Kris Beevers, CEO of NS1, wants to make sure organizations stay connected. The company’s Domain Name System (DNS) management technologies give customers such as Dropbox, LinkedIn and Yelp control over their web technology so they can keep up with the internet’s ever-evolving traffic flow and applications development.
“We are a critical path service for our customers, meaning if we go down, all of our customers go down, or at least have a very bad day,” Beevers said.
DNS is the internet’s foundational system that translates domain names – the .com, .gov, .edu URLs users type into browsers – to underlying service information, such as the IP addresses the browser goes to, to interact with applications.
Founded in the early 1980s, DNS hasn’t changed much, but the internet has. NS1 helps it catch up, and that makes the company stand out. “Being an independent provider of these services that direct traffic across your different cloud environments or across your different infrastructure is hooked into that trend as well and has helped establish our leadership,” Beevers said.
He started NS1 with two co-founders five years ago. Since then, he’s watched competitors such as Dyn get bought by bigger tech firms such as Oracle or private equity buyers, leaving NS1 a big fish in a small pond of independent DNS management companies. And that’s a good thing: NS1 has raised about $50 million in venture capital. “I spend a lot of my time thinking about which companies we should go buy as opposed to which companies might want to buy us,” he said.
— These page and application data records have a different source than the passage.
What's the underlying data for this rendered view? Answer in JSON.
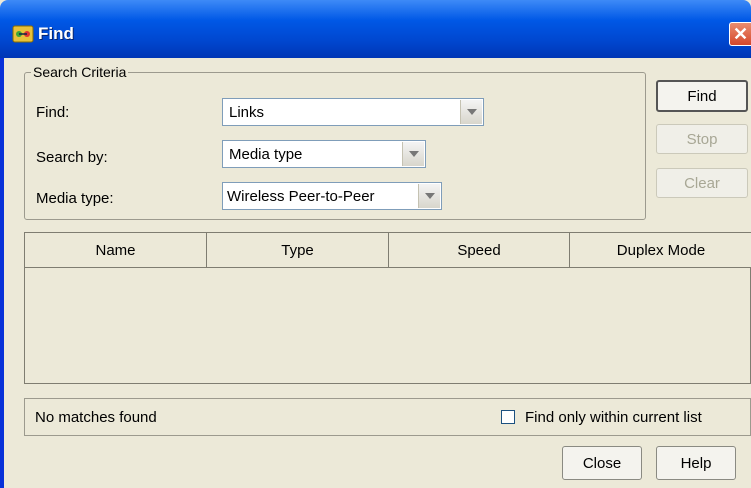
{
  "window": {
    "title": "Find",
    "close_glyph": "✕"
  },
  "criteria": {
    "legend": "Search Criteria",
    "find_label": "Find:",
    "find_value": "Links",
    "search_by_label": "Search by:",
    "search_by_value": "Media type",
    "media_type_label": "Media type:",
    "media_type_value": "Wireless Peer-to-Peer"
  },
  "buttons": {
    "find": "Find",
    "stop": "Stop",
    "clear": "Clear",
    "close": "Close",
    "help": "Help"
  },
  "table": {
    "columns": [
      "Name",
      "Type",
      "Speed",
      "Duplex Mode"
    ],
    "rows": []
  },
  "status": {
    "message": "No matches found",
    "only_current_list_label": "Find only within current list",
    "only_current_list_checked": false
  },
  "icons": {
    "app": "network-app-icon",
    "close": "close-icon",
    "dropdown": "chevron-down-icon"
  },
  "colors": {
    "titlebar": "#0058e6",
    "window_bg": "#ece9d8",
    "close_button": "#d6472b"
  }
}
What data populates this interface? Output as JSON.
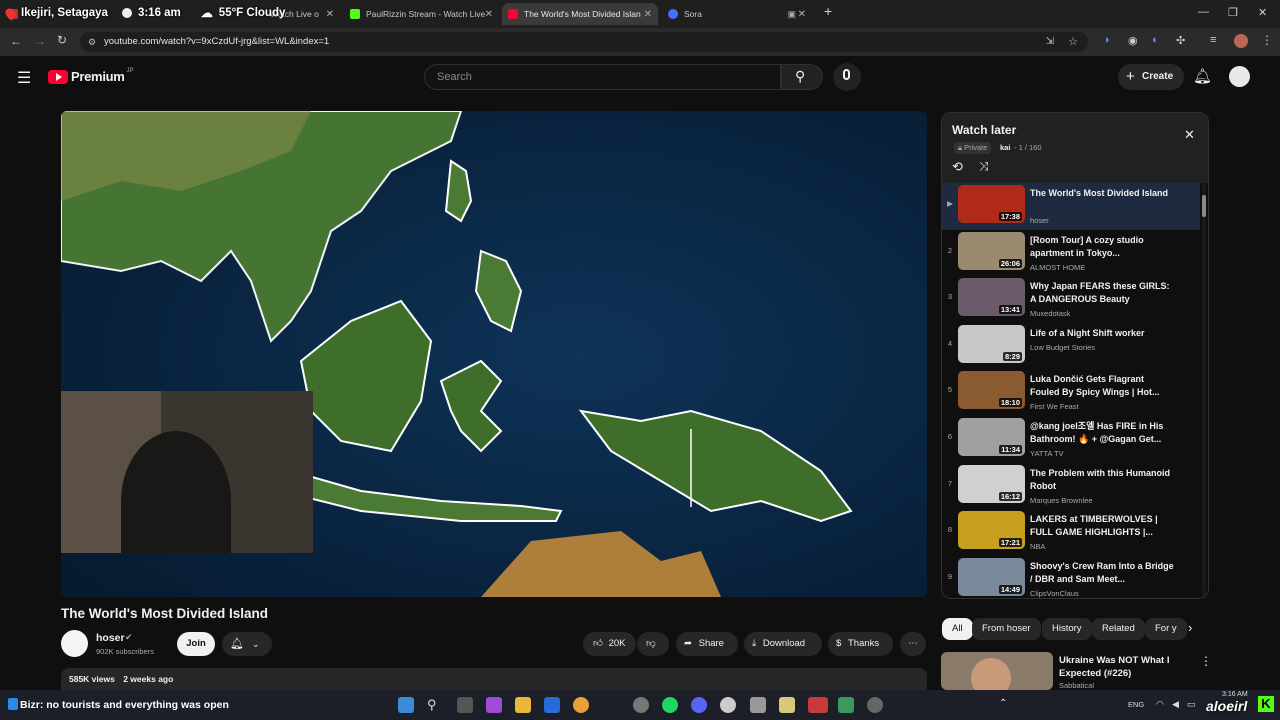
{
  "stream_overlay": {
    "location": "Ikejiri, Setagaya",
    "time": "3:16 am",
    "weather": "55°F Cloudy"
  },
  "browser": {
    "tabs": [
      {
        "label": "Watch Live o",
        "active": false
      },
      {
        "label": "PaulRizzin Stream - Watch Live",
        "active": false
      },
      {
        "label": "The World's Most Divided Islan",
        "active": true
      },
      {
        "label": "Sora",
        "active": false
      }
    ],
    "url": "youtube.com/watch?v=9xCzdUf-jrg&list=WL&index=1"
  },
  "youtube": {
    "brand": "Premium",
    "region": "JP",
    "search_placeholder": "Search",
    "create_label": "Create"
  },
  "video": {
    "title": "The World's Most Divided Island",
    "channel": "hoser",
    "subscribers": "902K subscribers",
    "join_label": "Join",
    "likes": "20K",
    "share_label": "Share",
    "download_label": "Download",
    "thanks_label": "Thanks",
    "views": "585K views",
    "age": "2 weeks ago"
  },
  "playlist": {
    "title": "Watch later",
    "privacy": "Private",
    "owner": "kai",
    "position": "1 / 160",
    "items": [
      {
        "index": "▶",
        "title": "The World's Most Divided Island",
        "channel": "hoser",
        "duration": "17:38",
        "color": "#b02a1a"
      },
      {
        "index": "2",
        "title": "[Room Tour] A cozy studio apartment in Tokyo...",
        "channel": "ALMOST HOME",
        "duration": "26:06",
        "color": "#9a8a70"
      },
      {
        "index": "3",
        "title": "Why Japan FEARS these GIRLS: A DANGEROUS Beauty",
        "channel": "Muxedotask",
        "duration": "13:41",
        "color": "#6a5a6a"
      },
      {
        "index": "4",
        "title": "Life of a Night Shift worker",
        "channel": "Low Budget Stories",
        "duration": "8:29",
        "color": "#c8c8c8"
      },
      {
        "index": "5",
        "title": "Luka Dončić Gets Flagrant Fouled By Spicy Wings | Hot...",
        "channel": "First We Feast",
        "duration": "18:10",
        "color": "#8a5a30"
      },
      {
        "index": "6",
        "title": "@kang joel조엘 Has FIRE in His Bathroom! 🔥 + @Gagan Get...",
        "channel": "YATTA TV",
        "duration": "11:34",
        "color": "#a0a0a0"
      },
      {
        "index": "7",
        "title": "The Problem with this Humanoid Robot",
        "channel": "Marques Brownlee",
        "duration": "16:12",
        "color": "#d0d0d0"
      },
      {
        "index": "8",
        "title": "LAKERS at TIMBERWOLVES | FULL GAME HIGHLIGHTS |...",
        "channel": "NBA",
        "duration": "17:21",
        "color": "#c8a020"
      },
      {
        "index": "9",
        "title": "Shoovy's Crew Ram Into a Bridge / DBR and Sam Meet...",
        "channel": "ClipsVonClaus",
        "duration": "14:49",
        "color": "#7a8a9a"
      }
    ]
  },
  "chips": [
    "All",
    "From hoser",
    "History",
    "Related",
    "For y"
  ],
  "related": {
    "title": "Ukraine Was NOT What I Expected (#226)",
    "channel": "Sabbatical"
  },
  "stream_caption": "Bizr: no tourists and everything was open",
  "taskbar": {
    "language": "ENG",
    "clock": "3:16 AM",
    "watermark": "aloeirl"
  },
  "colors": {
    "youtube_red": "#ff0033",
    "background": "#0f0f0f",
    "ocean": "#0b2a47",
    "land": "#3f6e2a"
  }
}
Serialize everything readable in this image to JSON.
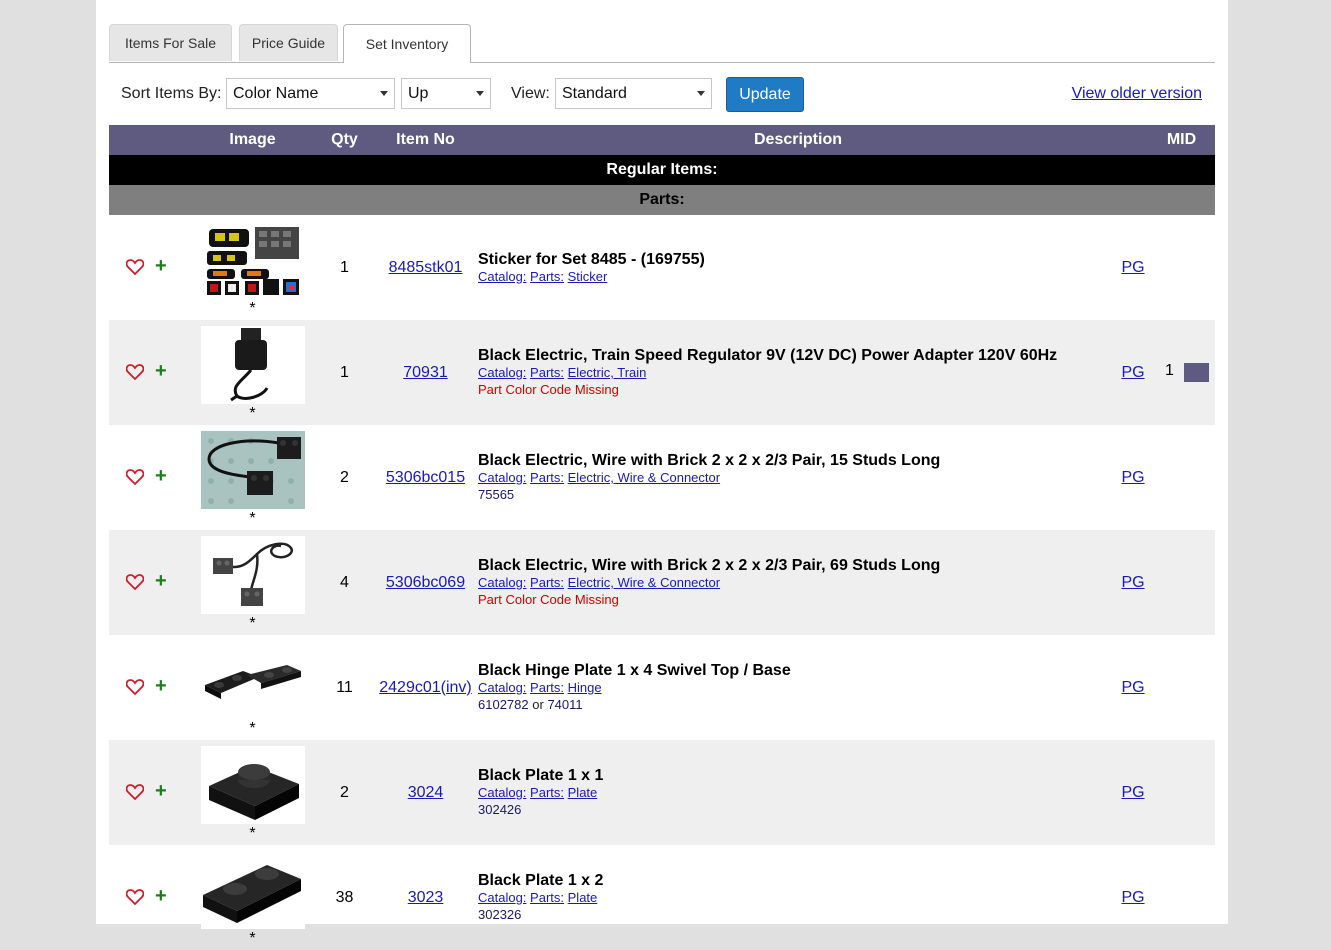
{
  "tabs": [
    "Items For Sale",
    "Price Guide",
    "Set Inventory"
  ],
  "controls": {
    "sort_label": "Sort Items By:",
    "sort_value": "Color Name",
    "direction_value": "Up",
    "view_label": "View:",
    "view_value": "Standard",
    "update_label": "Update",
    "older_link": "View older version"
  },
  "table": {
    "headers": [
      "Image",
      "Qty",
      "Item No",
      "Description",
      "MID"
    ],
    "section": "Regular Items:",
    "subsection": "Parts:",
    "star": "*",
    "pg_label": "PG",
    "catalog_label": "Catalog:",
    "parts_label": "Parts:",
    "rows": [
      {
        "qty": "1",
        "item_no": "8485stk01",
        "name": "Sticker for Set 8485 - (169755)",
        "category": "Sticker",
        "note": "",
        "alt": "",
        "mid": ""
      },
      {
        "qty": "1",
        "item_no": "70931",
        "name": "Black Electric, Train Speed Regulator 9V (12V DC) Power Adapter 120V 60Hz",
        "category": "Electric, Train",
        "note": "Part Color Code Missing",
        "alt": "",
        "mid": "1"
      },
      {
        "qty": "2",
        "item_no": "5306bc015",
        "name": "Black Electric, Wire with Brick 2 x 2 x 2/3 Pair, 15 Studs Long",
        "category": "Electric, Wire & Connector",
        "note": "",
        "alt": "75565",
        "mid": ""
      },
      {
        "qty": "4",
        "item_no": "5306bc069",
        "name": "Black Electric, Wire with Brick 2 x 2 x 2/3 Pair, 69 Studs Long",
        "category": "Electric, Wire & Connector",
        "note": "Part Color Code Missing",
        "alt": "",
        "mid": ""
      },
      {
        "qty": "11",
        "item_no": "2429c01",
        "item_suffix": "(inv)",
        "name": "Black Hinge Plate 1 x 4 Swivel Top / Base",
        "category": "Hinge",
        "note": "",
        "alt": "6102782",
        "alt_or": "or",
        "alt2": "74011",
        "mid": ""
      },
      {
        "qty": "2",
        "item_no": "3024",
        "name": "Black Plate 1 x 1",
        "category": "Plate",
        "note": "",
        "alt": "302426",
        "mid": ""
      },
      {
        "qty": "38",
        "item_no": "3023",
        "name": "Black Plate 1 x 2",
        "category": "Plate",
        "note": "",
        "alt": "302326",
        "mid": ""
      }
    ]
  }
}
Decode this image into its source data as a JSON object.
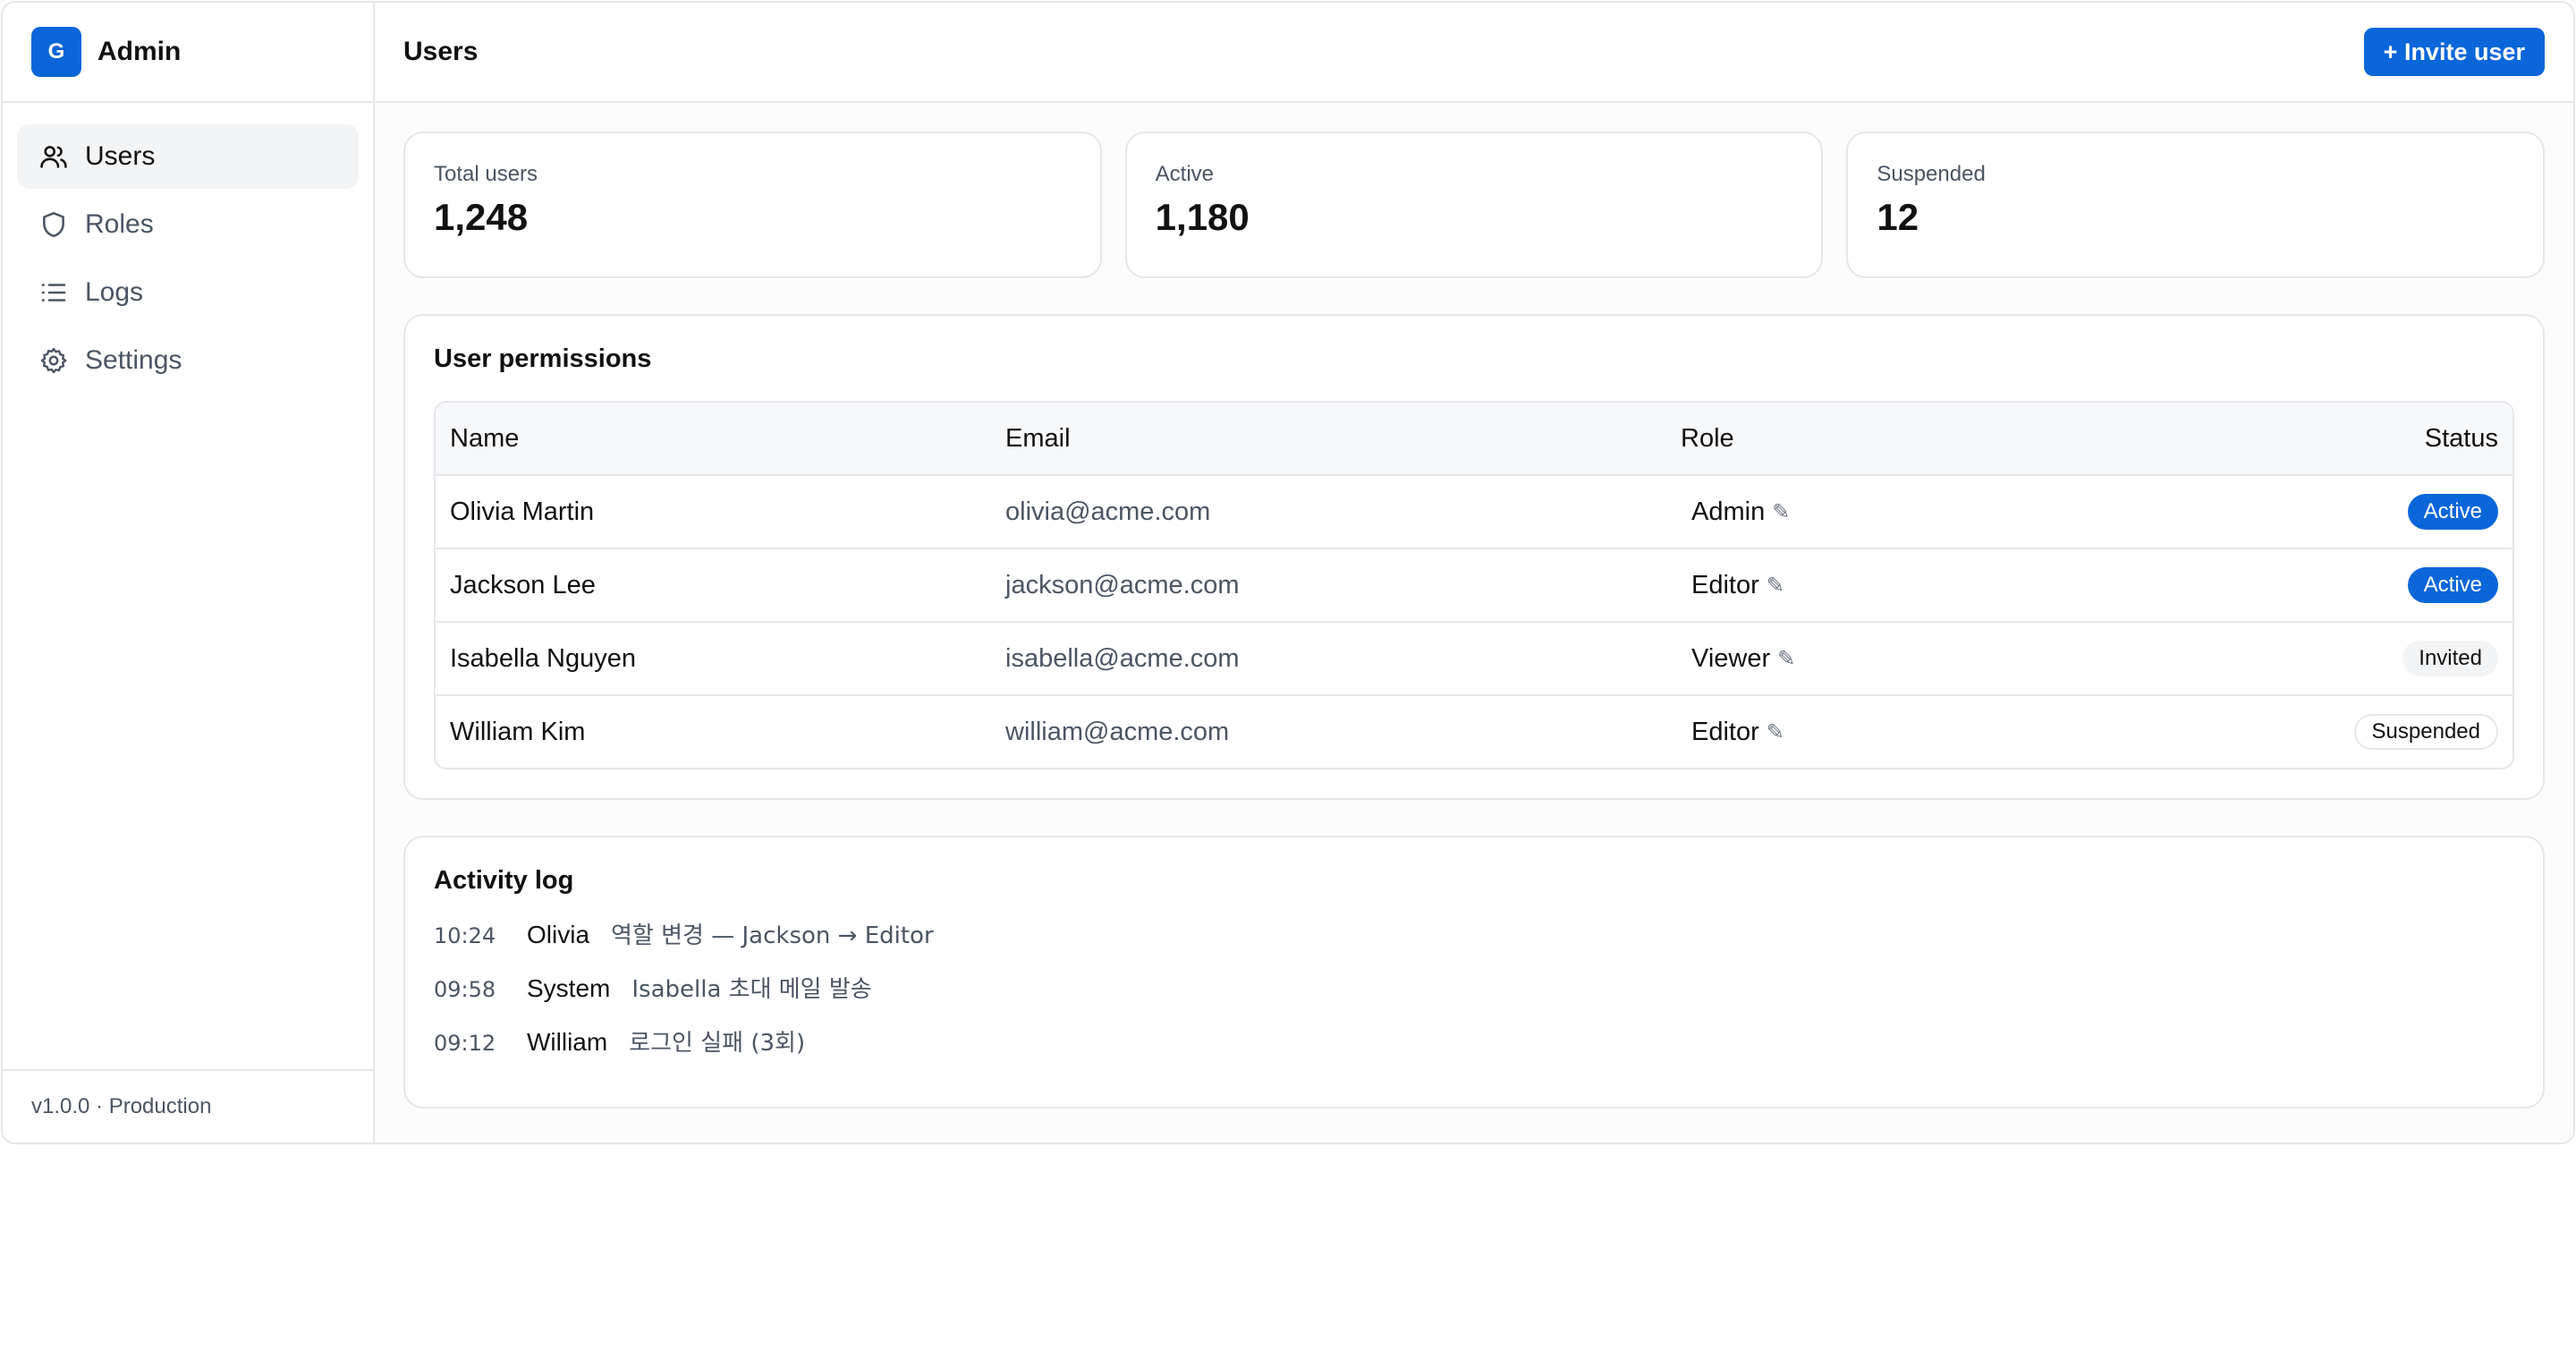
{
  "brand": {
    "logo_letter": "G",
    "title": "Admin",
    "color": "#0a66d9"
  },
  "sidebar": {
    "items": [
      {
        "label": "Users",
        "icon": "users-icon",
        "active": true
      },
      {
        "label": "Roles",
        "icon": "shield-icon",
        "active": false
      },
      {
        "label": "Logs",
        "icon": "list-icon",
        "active": false
      },
      {
        "label": "Settings",
        "icon": "gear-icon",
        "active": false
      }
    ],
    "footer": "v1.0.0 · Production"
  },
  "header": {
    "title": "Users",
    "invite_label": "+ Invite user"
  },
  "stats": [
    {
      "label": "Total users",
      "value": "1,248"
    },
    {
      "label": "Active",
      "value": "1,180"
    },
    {
      "label": "Suspended",
      "value": "12"
    }
  ],
  "permissions": {
    "title": "User permissions",
    "columns": [
      "Name",
      "Email",
      "Role",
      "Status"
    ],
    "rows": [
      {
        "name": "Olivia Martin",
        "email": "olivia@acme.com",
        "role": "Admin",
        "status": "Active",
        "status_kind": "active"
      },
      {
        "name": "Jackson Lee",
        "email": "jackson@acme.com",
        "role": "Editor",
        "status": "Active",
        "status_kind": "active"
      },
      {
        "name": "Isabella Nguyen",
        "email": "isabella@acme.com",
        "role": "Viewer",
        "status": "Invited",
        "status_kind": "invited"
      },
      {
        "name": "William Kim",
        "email": "william@acme.com",
        "role": "Editor",
        "status": "Suspended",
        "status_kind": "suspended"
      }
    ],
    "edit_glyph": "✎"
  },
  "activity": {
    "title": "Activity log",
    "items": [
      {
        "time": "10:24",
        "actor": "Olivia",
        "message": "역할 변경 — Jackson → Editor"
      },
      {
        "time": "09:58",
        "actor": "System",
        "message": "Isabella 초대 메일 발송"
      },
      {
        "time": "09:12",
        "actor": "William",
        "message": "로그인 실패 (3회)"
      }
    ]
  }
}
NS1 has about 100 employees at six locations worldwide, but it’s always looking for more. “It’s a deep technology area and there’s not that many people in the world that really understand it at depth,” Beevers said. So, the company is creating its own talent pool. Last week it launched an online certification around to DNS to help people understand DNS.
Besides a solid technical background, Beevers looks for workers who fit culturally at the company. “We want people who really look for leadership opportunities within our company, without our company in the broader community, and take charge.”
This is the second internet infrastructure company Kris has helped lead. Previously, he was at Voxel where he built content delivery networks, cloud, bare metal and other infrastructure products before selling the company to Internap in 2011.
Being a CEO has taught him to have faith in others. “When you start a business and you’re the founder, you are all things. You are the salesperson and the marketing person and the engineer and the product marketer and everything in between,” Beevers said. “What happens, if you are succeeding, over time is you bring people into the business who are better than you at all of those things. One of the key lessons I’ve had to learn as CEO over the years is to let go of stuff.”
Fast Five with Kris Beevers
When did you want to be a CEO?
I was smaller than I can remember. There’s two things I always wanted to do: I always wanted to get a Ph.D. and I always wanted to start businesses. I did the first one and now I’m doing the second one.
What is your favorite question to ask on a job interview?
What gets you out of bed in the morning? What are they really excited about?
What is the single most important trait for a leader?
Clarity of purpose and vision.
What’s the key to finding new revenue sources?
Engage your customers.
On a scale of 1 to 10 (1 being the lowest and 10 being the highest), how much of a priority do you put on the following things at your company: people, process and technology?
People is a 10. None of the rest matters if your people aren’t working effectively together, communicating effectively together. Technology is the next one, in the 7 or 8 range. Process is a 5 or 6. It’s a necessary evil.